- TASK BRIEF -
Below are some entries. Count the lines where "Details" appears and state only that number.

Stored entries:

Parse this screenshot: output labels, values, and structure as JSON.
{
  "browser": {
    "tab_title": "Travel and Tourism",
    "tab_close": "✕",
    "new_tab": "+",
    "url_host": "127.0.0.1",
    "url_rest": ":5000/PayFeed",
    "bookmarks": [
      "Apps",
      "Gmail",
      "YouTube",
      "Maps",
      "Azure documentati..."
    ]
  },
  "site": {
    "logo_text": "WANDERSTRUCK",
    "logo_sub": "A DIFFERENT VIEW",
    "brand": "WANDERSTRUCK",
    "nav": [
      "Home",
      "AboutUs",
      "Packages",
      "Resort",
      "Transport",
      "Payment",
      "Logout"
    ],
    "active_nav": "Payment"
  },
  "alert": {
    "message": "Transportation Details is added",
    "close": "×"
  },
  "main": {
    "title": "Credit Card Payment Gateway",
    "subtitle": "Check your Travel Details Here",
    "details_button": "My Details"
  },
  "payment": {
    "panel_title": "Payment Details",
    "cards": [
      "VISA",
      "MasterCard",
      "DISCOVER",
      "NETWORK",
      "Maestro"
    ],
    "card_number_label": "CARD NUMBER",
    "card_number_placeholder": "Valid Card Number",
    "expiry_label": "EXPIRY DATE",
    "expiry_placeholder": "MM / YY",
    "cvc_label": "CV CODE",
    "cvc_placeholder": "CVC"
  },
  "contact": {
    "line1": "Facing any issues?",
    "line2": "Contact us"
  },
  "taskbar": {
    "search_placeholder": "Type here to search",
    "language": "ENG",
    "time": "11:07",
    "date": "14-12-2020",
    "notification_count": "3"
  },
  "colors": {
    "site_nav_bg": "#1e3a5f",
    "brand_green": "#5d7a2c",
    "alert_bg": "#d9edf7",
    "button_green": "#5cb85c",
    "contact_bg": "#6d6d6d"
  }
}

- RESPONSE AREA -
4